- Check "pulse dialing" in case you don't have touch-tone dialing.
- Leave the "automatically dial" box checked unless you want to manually control when the ABS connects to the internet via the "Connect" button in the Airport application.
- If you're having frequent issues with flaky internet connections, your base station modem may be interacting badly with the PPP server at the ISP. Usually, it's a problem that manifests itself with Domain Name Servers (I describe what DNS servers do in a bit more detail on my Drop-Outs Troubleshooting page). If the Domain Name Server (DNS) information is not passed properly, you'll get frequent messages from your web-browser to the effect of Safari can't find page "http://www.xyz.com/abc.html" because it can't find the server "www.xyz.com".
If this is the case, simply call up your ISP to get the information from them or look at your contract (sometimes, the DNS server IP addresses are listed there). Next, copy the IP addresses exactly into the open fields. Be very careful to get this step right... the IP numbers should consist of four sets of digits separated by dots, like "126.96.36.199", as a random example. Enter two different IP addresses for the DNS servers to ensure that if one fails that the other can pick up the load.

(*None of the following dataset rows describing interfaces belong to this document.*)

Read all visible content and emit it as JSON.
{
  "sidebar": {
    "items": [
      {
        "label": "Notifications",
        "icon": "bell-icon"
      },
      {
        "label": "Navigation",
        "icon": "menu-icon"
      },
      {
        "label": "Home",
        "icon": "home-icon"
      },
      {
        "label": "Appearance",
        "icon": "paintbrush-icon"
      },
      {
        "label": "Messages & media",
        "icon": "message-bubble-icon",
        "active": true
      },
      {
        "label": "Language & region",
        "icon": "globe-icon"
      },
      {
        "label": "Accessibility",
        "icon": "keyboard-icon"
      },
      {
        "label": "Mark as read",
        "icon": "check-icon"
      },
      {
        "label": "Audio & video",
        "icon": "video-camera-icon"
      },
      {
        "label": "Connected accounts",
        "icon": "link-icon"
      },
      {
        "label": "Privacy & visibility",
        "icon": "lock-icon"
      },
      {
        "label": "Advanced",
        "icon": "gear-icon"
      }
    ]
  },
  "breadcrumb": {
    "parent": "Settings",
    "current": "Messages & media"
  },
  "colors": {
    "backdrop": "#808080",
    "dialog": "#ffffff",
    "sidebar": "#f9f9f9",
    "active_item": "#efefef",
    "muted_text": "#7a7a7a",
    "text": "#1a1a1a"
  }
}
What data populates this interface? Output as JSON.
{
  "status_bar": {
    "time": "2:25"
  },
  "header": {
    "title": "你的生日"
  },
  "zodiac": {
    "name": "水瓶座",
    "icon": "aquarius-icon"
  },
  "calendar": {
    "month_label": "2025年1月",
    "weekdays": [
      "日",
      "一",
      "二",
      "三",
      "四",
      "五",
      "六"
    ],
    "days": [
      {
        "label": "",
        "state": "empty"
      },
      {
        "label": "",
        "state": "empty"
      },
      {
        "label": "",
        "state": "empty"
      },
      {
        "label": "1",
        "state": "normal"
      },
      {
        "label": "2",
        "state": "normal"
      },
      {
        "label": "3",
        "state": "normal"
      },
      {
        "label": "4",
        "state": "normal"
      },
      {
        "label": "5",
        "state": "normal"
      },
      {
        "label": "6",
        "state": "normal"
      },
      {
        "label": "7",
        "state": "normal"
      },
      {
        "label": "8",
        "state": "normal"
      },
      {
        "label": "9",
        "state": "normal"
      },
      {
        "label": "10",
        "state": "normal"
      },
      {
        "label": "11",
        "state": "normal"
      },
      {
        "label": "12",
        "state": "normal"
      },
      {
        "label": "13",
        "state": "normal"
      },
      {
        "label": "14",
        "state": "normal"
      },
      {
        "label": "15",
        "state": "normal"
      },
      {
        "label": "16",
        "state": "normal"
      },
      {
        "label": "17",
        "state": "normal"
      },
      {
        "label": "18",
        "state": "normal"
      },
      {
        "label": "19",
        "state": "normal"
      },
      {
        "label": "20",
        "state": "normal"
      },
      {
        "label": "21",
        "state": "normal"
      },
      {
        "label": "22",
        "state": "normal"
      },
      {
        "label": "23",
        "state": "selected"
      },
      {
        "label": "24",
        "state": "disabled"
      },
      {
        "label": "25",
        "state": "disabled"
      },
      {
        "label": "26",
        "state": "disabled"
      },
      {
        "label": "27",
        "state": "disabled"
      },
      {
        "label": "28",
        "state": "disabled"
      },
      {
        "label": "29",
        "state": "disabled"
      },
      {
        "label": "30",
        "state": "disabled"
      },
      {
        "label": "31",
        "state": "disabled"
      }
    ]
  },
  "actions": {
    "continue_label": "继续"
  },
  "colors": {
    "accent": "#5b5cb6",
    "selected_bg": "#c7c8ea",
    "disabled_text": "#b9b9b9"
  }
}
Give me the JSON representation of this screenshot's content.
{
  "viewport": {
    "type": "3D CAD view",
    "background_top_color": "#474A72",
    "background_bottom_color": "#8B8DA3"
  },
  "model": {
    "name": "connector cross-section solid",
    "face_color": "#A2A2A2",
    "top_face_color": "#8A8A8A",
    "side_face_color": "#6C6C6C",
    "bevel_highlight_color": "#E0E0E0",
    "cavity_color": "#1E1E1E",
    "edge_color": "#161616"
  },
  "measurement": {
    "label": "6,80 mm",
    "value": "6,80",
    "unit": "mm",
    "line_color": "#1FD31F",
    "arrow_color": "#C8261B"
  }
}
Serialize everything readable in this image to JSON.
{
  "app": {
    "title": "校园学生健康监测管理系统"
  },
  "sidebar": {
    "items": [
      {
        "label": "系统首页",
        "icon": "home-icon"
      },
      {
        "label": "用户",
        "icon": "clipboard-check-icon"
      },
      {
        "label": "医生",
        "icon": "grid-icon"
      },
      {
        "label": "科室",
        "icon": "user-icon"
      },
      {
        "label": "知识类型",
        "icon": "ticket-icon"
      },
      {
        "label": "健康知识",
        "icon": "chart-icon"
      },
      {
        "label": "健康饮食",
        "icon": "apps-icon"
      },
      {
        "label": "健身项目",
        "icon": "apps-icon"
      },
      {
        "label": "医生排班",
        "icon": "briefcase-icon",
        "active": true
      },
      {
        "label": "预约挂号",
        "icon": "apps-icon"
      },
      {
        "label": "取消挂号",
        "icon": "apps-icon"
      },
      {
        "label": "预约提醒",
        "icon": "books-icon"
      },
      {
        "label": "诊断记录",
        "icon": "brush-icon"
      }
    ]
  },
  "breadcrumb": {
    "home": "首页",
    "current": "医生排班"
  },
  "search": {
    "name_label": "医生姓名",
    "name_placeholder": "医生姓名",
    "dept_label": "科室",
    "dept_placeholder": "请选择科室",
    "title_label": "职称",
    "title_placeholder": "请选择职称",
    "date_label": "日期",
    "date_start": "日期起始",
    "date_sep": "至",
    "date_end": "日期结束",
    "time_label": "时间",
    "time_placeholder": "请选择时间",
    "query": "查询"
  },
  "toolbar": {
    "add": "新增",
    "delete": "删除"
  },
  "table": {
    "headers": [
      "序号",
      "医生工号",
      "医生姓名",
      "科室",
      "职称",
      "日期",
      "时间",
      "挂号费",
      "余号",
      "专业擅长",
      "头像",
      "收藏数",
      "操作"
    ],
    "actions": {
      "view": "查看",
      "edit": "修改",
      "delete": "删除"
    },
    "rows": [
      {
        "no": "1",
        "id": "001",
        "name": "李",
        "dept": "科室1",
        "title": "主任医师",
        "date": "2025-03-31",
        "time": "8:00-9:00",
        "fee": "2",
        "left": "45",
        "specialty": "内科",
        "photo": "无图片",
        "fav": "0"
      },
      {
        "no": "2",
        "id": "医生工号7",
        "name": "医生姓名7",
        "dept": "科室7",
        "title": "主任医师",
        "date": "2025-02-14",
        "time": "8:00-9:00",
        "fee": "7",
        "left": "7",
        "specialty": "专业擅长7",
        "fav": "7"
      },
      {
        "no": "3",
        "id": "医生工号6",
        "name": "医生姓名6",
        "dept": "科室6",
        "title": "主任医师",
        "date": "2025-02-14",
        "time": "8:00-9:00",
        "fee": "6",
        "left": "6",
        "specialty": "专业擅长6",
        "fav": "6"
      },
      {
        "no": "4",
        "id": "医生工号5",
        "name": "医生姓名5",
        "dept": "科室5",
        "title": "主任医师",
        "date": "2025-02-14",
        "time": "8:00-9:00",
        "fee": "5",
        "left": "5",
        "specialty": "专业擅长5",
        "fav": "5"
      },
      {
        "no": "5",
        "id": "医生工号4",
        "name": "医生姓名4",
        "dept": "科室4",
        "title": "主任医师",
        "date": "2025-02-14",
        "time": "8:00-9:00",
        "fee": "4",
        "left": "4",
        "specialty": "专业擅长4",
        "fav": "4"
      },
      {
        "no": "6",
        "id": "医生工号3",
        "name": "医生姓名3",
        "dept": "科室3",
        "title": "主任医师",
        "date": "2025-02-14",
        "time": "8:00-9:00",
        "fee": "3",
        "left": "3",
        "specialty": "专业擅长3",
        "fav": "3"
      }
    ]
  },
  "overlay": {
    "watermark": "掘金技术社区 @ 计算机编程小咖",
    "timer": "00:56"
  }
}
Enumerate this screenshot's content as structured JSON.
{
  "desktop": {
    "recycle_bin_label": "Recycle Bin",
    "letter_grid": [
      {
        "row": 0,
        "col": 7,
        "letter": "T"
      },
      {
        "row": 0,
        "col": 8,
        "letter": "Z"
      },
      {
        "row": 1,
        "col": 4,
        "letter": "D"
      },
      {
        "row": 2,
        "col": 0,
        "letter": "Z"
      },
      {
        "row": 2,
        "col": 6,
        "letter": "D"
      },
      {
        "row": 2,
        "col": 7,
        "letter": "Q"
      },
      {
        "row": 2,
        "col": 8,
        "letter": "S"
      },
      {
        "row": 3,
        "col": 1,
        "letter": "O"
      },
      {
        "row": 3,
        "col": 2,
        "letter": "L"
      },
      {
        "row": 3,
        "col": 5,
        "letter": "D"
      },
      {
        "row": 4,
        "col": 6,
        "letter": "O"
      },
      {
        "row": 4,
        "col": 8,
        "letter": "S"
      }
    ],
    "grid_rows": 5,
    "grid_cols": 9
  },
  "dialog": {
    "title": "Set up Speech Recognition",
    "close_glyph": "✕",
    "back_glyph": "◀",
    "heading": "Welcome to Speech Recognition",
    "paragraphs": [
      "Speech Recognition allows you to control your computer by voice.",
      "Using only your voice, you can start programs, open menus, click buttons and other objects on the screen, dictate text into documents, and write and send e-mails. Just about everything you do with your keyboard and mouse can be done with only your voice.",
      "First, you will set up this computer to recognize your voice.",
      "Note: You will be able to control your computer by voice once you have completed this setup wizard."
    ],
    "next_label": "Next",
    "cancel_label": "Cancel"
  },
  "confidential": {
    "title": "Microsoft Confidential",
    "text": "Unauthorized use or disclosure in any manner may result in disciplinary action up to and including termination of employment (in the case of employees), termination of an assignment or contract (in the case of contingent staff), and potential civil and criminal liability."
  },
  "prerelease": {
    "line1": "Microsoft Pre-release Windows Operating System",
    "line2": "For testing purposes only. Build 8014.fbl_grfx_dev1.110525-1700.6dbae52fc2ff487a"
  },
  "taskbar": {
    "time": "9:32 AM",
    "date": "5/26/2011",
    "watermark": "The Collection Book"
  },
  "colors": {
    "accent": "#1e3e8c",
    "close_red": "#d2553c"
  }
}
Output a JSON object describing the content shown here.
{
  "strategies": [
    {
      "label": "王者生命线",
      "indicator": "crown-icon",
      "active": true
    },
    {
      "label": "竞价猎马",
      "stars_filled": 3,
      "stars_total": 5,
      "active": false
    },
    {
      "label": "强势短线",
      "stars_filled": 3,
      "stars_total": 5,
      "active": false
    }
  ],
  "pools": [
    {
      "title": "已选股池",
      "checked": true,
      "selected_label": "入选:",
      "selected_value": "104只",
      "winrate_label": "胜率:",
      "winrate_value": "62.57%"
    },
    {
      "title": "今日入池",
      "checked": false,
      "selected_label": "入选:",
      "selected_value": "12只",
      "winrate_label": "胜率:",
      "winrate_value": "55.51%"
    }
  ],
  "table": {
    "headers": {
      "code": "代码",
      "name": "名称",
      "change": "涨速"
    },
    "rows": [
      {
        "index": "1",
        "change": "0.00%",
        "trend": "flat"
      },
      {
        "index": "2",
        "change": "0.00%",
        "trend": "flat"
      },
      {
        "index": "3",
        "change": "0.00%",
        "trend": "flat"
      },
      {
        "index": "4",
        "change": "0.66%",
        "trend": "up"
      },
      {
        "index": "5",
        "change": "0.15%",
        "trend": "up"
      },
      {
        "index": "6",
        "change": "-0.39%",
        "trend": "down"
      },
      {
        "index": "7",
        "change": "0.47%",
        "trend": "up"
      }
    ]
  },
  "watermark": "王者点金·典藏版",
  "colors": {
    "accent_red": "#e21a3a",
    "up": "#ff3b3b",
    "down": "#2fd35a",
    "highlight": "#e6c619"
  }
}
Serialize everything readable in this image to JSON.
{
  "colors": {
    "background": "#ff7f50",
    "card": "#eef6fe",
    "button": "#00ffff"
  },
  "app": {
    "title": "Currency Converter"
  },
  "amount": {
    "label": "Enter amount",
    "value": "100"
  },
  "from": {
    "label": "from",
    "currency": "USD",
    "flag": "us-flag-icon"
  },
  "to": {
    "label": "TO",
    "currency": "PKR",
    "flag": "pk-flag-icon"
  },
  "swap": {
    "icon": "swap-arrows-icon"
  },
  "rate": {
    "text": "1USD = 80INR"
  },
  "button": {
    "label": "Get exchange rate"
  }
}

Note: By manually entering IP addresses for the DNS servers, you may experience service issues if the ISP changes the addresses of its DNS servers (typically, this is very rare). On the other hand, entering the DNS addresses can dramatically speed up your browser and may make it more adept at finding the servers you're looking for. I enabled it on my base station because RCN's cable modem misbehaves from time to time and have not had any issues with my browser since then.